What the task asks
Set each entry down verbatim, omitting images.

Data to use
──────────
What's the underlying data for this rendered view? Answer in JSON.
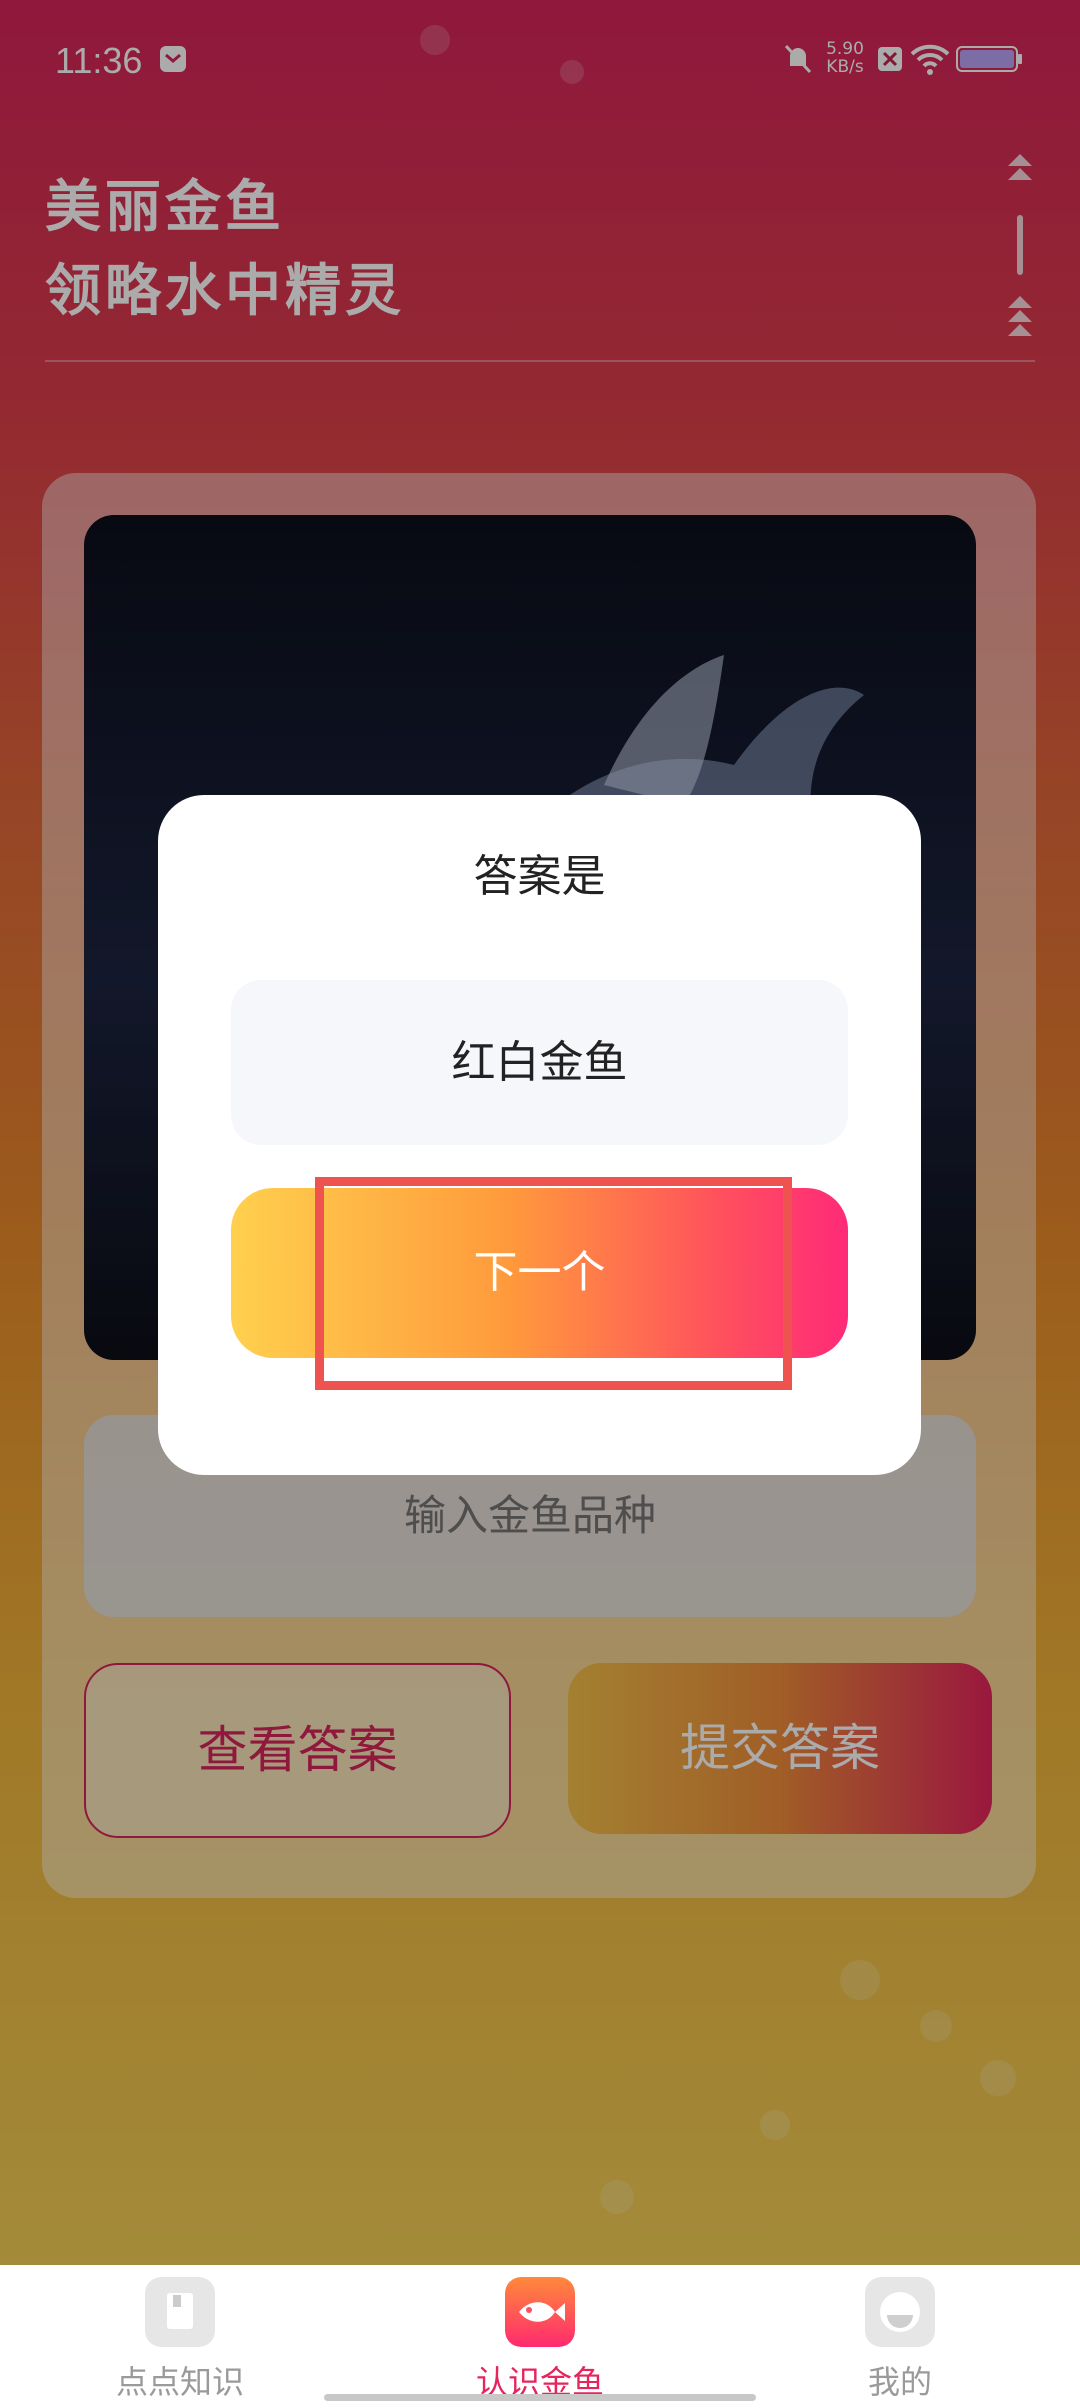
{
  "status_bar": {
    "time": "11:36",
    "net_speed_value": "5.90",
    "net_speed_unit": "KB/s"
  },
  "header": {
    "line1": "美丽金鱼",
    "line2": "领略水中精灵"
  },
  "quiz": {
    "input_placeholder": "输入金鱼品种",
    "view_answer_label": "查看答案",
    "submit_answer_label": "提交答案"
  },
  "dialog": {
    "title": "答案是",
    "answer": "红白金鱼",
    "next_label": "下一个"
  },
  "tabs": [
    {
      "label": "点点知识",
      "icon": "book-icon",
      "active": false
    },
    {
      "label": "认识金鱼",
      "icon": "fish-icon",
      "active": true
    },
    {
      "label": "我的",
      "icon": "profile-icon",
      "active": false
    }
  ],
  "colors": {
    "accent": "#ff3a6e",
    "active_tab": "#e6245e",
    "inactive_tab": "#9a9a9a",
    "highlight": "#ef5350"
  }
}
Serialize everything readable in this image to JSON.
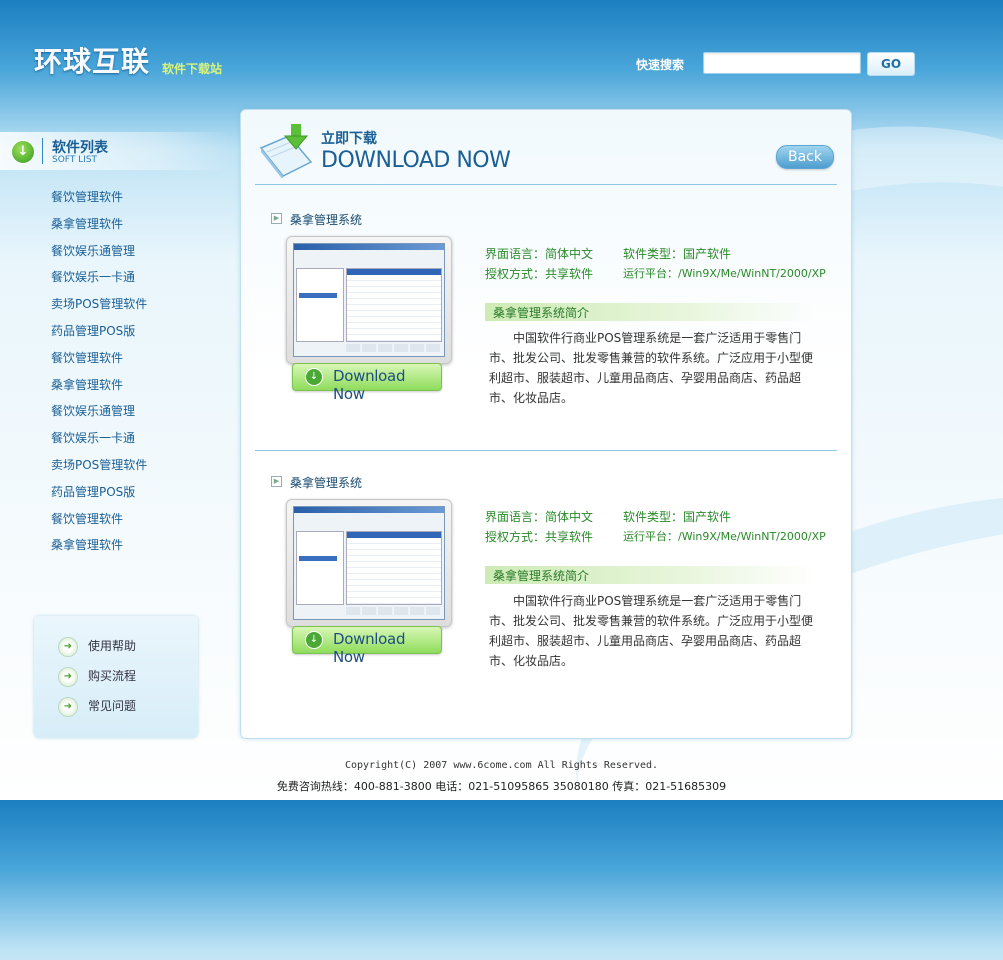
{
  "header": {
    "logo": "环球互联",
    "logo_sub": "软件下载站",
    "search_label": "快速搜索",
    "search_value": "",
    "go_label": "GO"
  },
  "sidebar": {
    "title": "软件列表",
    "title_en": "SOFT LIST",
    "items": [
      "餐饮管理软件",
      "桑拿管理软件",
      "餐饮娱乐通管理",
      "餐饮娱乐一卡通",
      "卖场POS管理软件",
      "药品管理POS版",
      "餐饮管理软件",
      "桑拿管理软件",
      "餐饮娱乐通管理",
      "餐饮娱乐一卡通",
      "卖场POS管理软件",
      "药品管理POS版",
      "餐饮管理软件",
      "桑拿管理软件"
    ],
    "help": [
      "使用帮助",
      "购买流程",
      "常见问题"
    ]
  },
  "main": {
    "title_cn": "立即下载",
    "title_en": "DOWNLOAD NOW",
    "back_label": "Back",
    "items": [
      {
        "name": "桑拿管理系统",
        "lang": "界面语言：简体中文",
        "type": "软件类型：国产软件",
        "license": "授权方式：共享软件",
        "platform": "运行平台：/Win9X/Me/WinNT/2000/XP",
        "intro_label": "桑拿管理系统简介",
        "intro_text": "中国软件行商业POS管理系统是一套广泛适用于零售门市、批发公司、批发零售兼营的软件系统。广泛应用于小型便利超市、服装超市、儿童用品商店、孕婴用品商店、药品超市、化妆品店。",
        "download_label": "Download Now"
      },
      {
        "name": "桑拿管理系统",
        "lang": "界面语言：简体中文",
        "type": "软件类型：国产软件",
        "license": "授权方式：共享软件",
        "platform": "运行平台：/Win9X/Me/WinNT/2000/XP",
        "intro_label": "桑拿管理系统简介",
        "intro_text": "中国软件行商业POS管理系统是一套广泛适用于零售门市、批发公司、批发零售兼营的软件系统。广泛应用于小型便利超市、服装超市、儿童用品商店、孕婴用品商店、药品超市、化妆品店。",
        "download_label": "Download Now"
      }
    ]
  },
  "footer": {
    "copyright": "Copyright(C) 2007 www.6come.com All Rights Reserved.",
    "contact": "免费咨询热线：400-881-3800  电话：021-51095865 35080180  传真：021-51685309"
  }
}
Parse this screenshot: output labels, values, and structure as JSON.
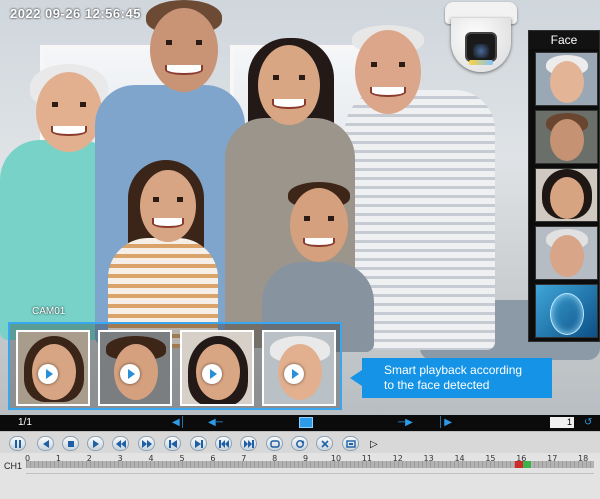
{
  "osd": {
    "timestamp": "2022  09-26  12:56:45",
    "channel": "CAM01"
  },
  "face_panel": {
    "title": "Face",
    "items": [
      "face-grandma",
      "face-dad",
      "face-mom",
      "face-grandpa",
      "face-scan"
    ]
  },
  "thumbnails": [
    {
      "subject": "girl",
      "action": "play-icon"
    },
    {
      "subject": "boy",
      "action": "play-icon"
    },
    {
      "subject": "mother",
      "action": "play-icon"
    },
    {
      "subject": "grandmother",
      "action": "play-icon"
    }
  ],
  "callout": {
    "line1": "Smart playback according",
    "line2": "to the face detected"
  },
  "nav": {
    "page_indicator": "1/1",
    "page_value": "1"
  },
  "controls": [
    "pause",
    "rewind",
    "stop",
    "play",
    "fast-reverse",
    "fast-forward",
    "frame-back",
    "frame-forward",
    "skip-back",
    "skip-forward",
    "loop",
    "sync",
    "close",
    "snapshot"
  ],
  "timeline": {
    "channel": "CH1",
    "hours": [
      "0",
      "1",
      "2",
      "3",
      "4",
      "5",
      "6",
      "7",
      "8",
      "9",
      "10",
      "11",
      "12",
      "13",
      "14",
      "15",
      "16",
      "17",
      "18"
    ],
    "segments_colors": [
      "#d12a2a",
      "#3bb34a"
    ]
  },
  "colors": {
    "accent_blue": "#1593e6",
    "event_red": "#d12a2a",
    "event_green": "#3bb34a"
  }
}
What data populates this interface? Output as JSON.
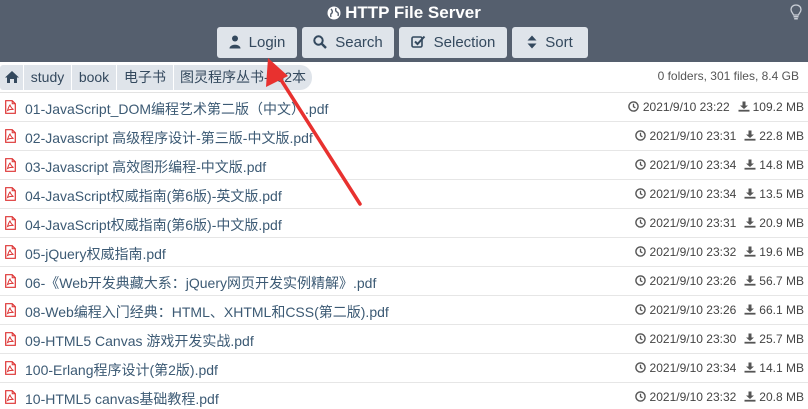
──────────
Written solution
What's the underlying data for this rendered view? Answer in JSON.
{
  "status_bar": {
    "time": "11:36",
    "net_speed_value": "5.90",
    "net_speed_unit": "KB/s"
  },
  "header": {
    "line1": "美丽金鱼",
    "line2": "领略水中精灵"
  },
  "quiz": {
    "input_placeholder": "输入金鱼品种",
    "view_answer_label": "查看答案",
    "submit_answer_label": "提交答案"
  },
  "dialog": {
    "title": "答案是",
    "answer": "红白金鱼",
    "next_label": "下一个"
  },
  "tabs": [
    {
      "label": "点点知识",
      "icon": "book-icon",
      "active": false
    },
    {
      "label": "认识金鱼",
      "icon": "fish-icon",
      "active": true
    },
    {
      "label": "我的",
      "icon": "profile-icon",
      "active": false
    }
  ],
  "colors": {
    "accent": "#ff3a6e",
    "active_tab": "#e6245e",
    "inactive_tab": "#9a9a9a",
    "highlight": "#ef5350"
  }
}
Serialize everything readable in this image to JSON.
{
  "header": {
    "logo": "环球互联",
    "logo_sub": "软件下载站",
    "search_label": "快速搜索",
    "search_value": "",
    "go_label": "GO"
  },
  "sidebar": {
    "title": "软件列表",
    "title_en": "SOFT LIST",
    "items": [
      "餐饮管理软件",
      "桑拿管理软件",
      "餐饮娱乐通管理",
      "餐饮娱乐一卡通",
      "卖场POS管理软件",
      "药品管理POS版",
      "餐饮管理软件",
      "桑拿管理软件",
      "餐饮娱乐通管理",
      "餐饮娱乐一卡通",
      "卖场POS管理软件",
      "药品管理POS版",
      "餐饮管理软件",
      "桑拿管理软件"
    ],
    "help": [
      "使用帮助",
      "购买流程",
      "常见问题"
    ]
  },
  "main": {
    "title_cn": "立即下载",
    "title_en": "DOWNLOAD NOW",
    "back_label": "Back",
    "items": [
      {
        "name": "桑拿管理系统",
        "lang": "界面语言：简体中文",
        "type": "软件类型：国产软件",
        "license": "授权方式：共享软件",
        "platform": "运行平台：/Win9X/Me/WinNT/2000/XP",
        "intro_label": "桑拿管理系统简介",
        "intro_text": "中国软件行商业POS管理系统是一套广泛适用于零售门市、批发公司、批发零售兼营的软件系统。广泛应用于小型便利超市、服装超市、儿童用品商店、孕婴用品商店、药品超市、化妆品店。",
        "download_label": "Download Now"
      },
      {
        "name": "桑拿管理系统",
        "lang": "界面语言：简体中文",
        "type": "软件类型：国产软件",
        "license": "授权方式：共享软件",
        "platform": "运行平台：/Win9X/Me/WinNT/2000/XP",
        "intro_label": "桑拿管理系统简介",
        "intro_text": "中国软件行商业POS管理系统是一套广泛适用于零售门市、批发公司、批发零售兼营的软件系统。广泛应用于小型便利超市、服装超市、儿童用品商店、孕婴用品商店、药品超市、化妆品店。",
        "download_label": "Download Now"
      }
    ]
  },
  "footer": {
    "copyright": "Copyright(C) 2007 www.6come.com All Rights Reserved.",
    "contact": "免费咨询热线：400-881-3800  电话：021-51095865 35080180  传真：021-51685309"
  }
}
Parse this screenshot: output labels, values, and structure as JSON.
{
  "osd": {
    "timestamp": "2022  09-26  12:56:45",
    "channel": "CAM01"
  },
  "face_panel": {
    "title": "Face",
    "items": [
      "face-grandma",
      "face-dad",
      "face-mom",
      "face-grandpa",
      "face-scan"
    ]
  },
  "thumbnails": [
    {
      "subject": "girl",
      "action": "play-icon"
    },
    {
      "subject": "boy",
      "action": "play-icon"
    },
    {
      "subject": "mother",
      "action": "play-icon"
    },
    {
      "subject": "grandmother",
      "action": "play-icon"
    }
  ],
  "callout": {
    "line1": "Smart playback according",
    "line2": "to the face detected"
  },
  "nav": {
    "page_indicator": "1/1",
    "page_value": "1"
  },
  "controls": [
    "pause",
    "rewind",
    "stop",
    "play",
    "fast-reverse",
    "fast-forward",
    "frame-back",
    "frame-forward",
    "skip-back",
    "skip-forward",
    "loop",
    "sync",
    "close",
    "snapshot"
  ],
  "timeline": {
    "channel": "CH1",
    "hours": [
      "0",
      "1",
      "2",
      "3",
      "4",
      "5",
      "6",
      "7",
      "8",
      "9",
      "10",
      "11",
      "12",
      "13",
      "14",
      "15",
      "16",
      "17",
      "18"
    ],
    "segments_colors": [
      "#d12a2a",
      "#3bb34a"
    ]
  },
  "colors": {
    "accent_blue": "#1593e6",
    "event_red": "#d12a2a",
    "event_green": "#3bb34a"
  }
}
What data populates this interface? Output as JSON.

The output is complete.